How does that compare to the three other folks?

Roy
Wins: 15
Goals-against average: 1.93
Save percentage: .923

It’s hard to believe that Roy was just 20 when he won the Conn Smythe in 1986. The Canadiens weren’t supposed to win the Cup. Roy wasn’t supposed to lead them there. Instead, we watched the origins of one of the greatest goalies of all time.

Ward
Wins: 15
Goals-against average: 2.14
Save percentage: .920

Ward replaced Martin Gerber after the latter dropped the first two games against the Montreal Canadiens in Round 1 in 2006. The Hurricanes were a differnet team after that and Ward became the first rookie goalie since Roy to hoist the Cup. Like Binnington, Ward wasn’t the starter at the beginning on the season.

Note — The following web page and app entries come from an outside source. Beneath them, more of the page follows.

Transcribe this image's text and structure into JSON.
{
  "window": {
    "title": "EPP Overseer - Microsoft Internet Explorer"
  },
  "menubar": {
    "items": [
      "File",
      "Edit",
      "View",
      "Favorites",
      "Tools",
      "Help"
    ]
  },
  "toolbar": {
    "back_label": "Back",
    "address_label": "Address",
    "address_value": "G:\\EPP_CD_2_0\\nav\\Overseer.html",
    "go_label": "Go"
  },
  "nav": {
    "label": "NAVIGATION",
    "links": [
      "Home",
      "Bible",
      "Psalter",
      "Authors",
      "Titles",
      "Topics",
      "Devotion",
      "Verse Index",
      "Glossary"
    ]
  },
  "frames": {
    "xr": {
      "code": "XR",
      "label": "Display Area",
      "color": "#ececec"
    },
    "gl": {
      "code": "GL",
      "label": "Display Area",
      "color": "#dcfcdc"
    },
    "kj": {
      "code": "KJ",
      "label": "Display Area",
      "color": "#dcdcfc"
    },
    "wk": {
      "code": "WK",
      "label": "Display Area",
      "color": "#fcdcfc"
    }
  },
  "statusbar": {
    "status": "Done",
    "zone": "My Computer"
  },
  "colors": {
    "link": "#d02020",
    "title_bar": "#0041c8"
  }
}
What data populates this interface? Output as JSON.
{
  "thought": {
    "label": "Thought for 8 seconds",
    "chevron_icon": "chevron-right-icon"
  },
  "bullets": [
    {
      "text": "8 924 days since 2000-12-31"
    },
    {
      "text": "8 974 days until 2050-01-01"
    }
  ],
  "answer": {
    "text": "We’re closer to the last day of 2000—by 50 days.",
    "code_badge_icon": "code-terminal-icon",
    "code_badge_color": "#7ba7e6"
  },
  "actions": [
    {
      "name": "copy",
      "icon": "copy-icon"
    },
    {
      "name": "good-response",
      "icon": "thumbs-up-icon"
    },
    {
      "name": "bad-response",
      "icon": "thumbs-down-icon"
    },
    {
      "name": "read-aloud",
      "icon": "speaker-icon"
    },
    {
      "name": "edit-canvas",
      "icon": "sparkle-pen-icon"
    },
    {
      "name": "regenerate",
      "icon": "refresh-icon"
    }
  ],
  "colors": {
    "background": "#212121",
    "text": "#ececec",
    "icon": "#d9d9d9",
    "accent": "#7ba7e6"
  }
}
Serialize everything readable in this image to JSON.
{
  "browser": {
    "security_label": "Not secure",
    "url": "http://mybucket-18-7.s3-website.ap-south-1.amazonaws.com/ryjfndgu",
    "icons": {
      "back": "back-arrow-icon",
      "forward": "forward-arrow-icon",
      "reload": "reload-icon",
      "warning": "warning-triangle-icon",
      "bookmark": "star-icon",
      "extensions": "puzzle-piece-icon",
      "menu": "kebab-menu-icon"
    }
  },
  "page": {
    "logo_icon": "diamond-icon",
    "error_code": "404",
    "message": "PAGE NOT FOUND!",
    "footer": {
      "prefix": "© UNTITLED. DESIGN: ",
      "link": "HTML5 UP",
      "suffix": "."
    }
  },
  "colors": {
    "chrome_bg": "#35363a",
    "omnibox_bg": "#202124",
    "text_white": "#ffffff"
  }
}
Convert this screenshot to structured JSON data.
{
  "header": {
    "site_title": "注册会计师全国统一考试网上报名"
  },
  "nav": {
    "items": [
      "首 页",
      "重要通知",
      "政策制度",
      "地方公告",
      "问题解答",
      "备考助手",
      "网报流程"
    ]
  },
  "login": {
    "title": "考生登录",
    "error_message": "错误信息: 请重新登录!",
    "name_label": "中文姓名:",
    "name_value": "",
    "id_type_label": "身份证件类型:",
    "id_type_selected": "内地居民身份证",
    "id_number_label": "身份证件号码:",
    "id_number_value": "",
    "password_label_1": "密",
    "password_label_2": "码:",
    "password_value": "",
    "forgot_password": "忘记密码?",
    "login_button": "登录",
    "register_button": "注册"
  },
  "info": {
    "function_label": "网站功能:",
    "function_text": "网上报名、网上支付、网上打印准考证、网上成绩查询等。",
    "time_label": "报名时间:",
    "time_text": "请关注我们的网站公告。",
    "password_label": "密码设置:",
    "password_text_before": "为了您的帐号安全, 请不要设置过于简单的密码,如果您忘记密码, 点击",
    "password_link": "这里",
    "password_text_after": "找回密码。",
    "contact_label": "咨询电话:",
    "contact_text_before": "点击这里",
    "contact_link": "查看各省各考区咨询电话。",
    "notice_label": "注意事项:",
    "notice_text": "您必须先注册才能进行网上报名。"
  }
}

Murray
Wins: 15
Goals-against average: 2.08
Save percentage: .923

Murray usurped Jeff Zatkoff in Round 1 against the New York Rangers in 2016 and would only see the bench once the rest of the way as the Penguins rode Murray to their first of two straight Stanley Cups.

Binnington’s story will be just as interesting as the other three that came before him, if not more so.

The savior, Binnington entered the Blues crease on Jan. 7 with the Blues stuck in the basement of the NHL. His first start would be a 25-save shutout, and the beginning of one of the most remarkable turnarounds in NHL history.

To really cement that, Binnington needs just one win in the next two games to write the last chapter in what’s been anything but a fictional novel for himself and his team.

MORE BLUES – BRUINS COVERAGE


Scott Billeck is a writer for Pro Hockey Talk on NBC Sports. Drop him a line at phtblog@nbcsports.com or follow him on Twitter @scottbilleck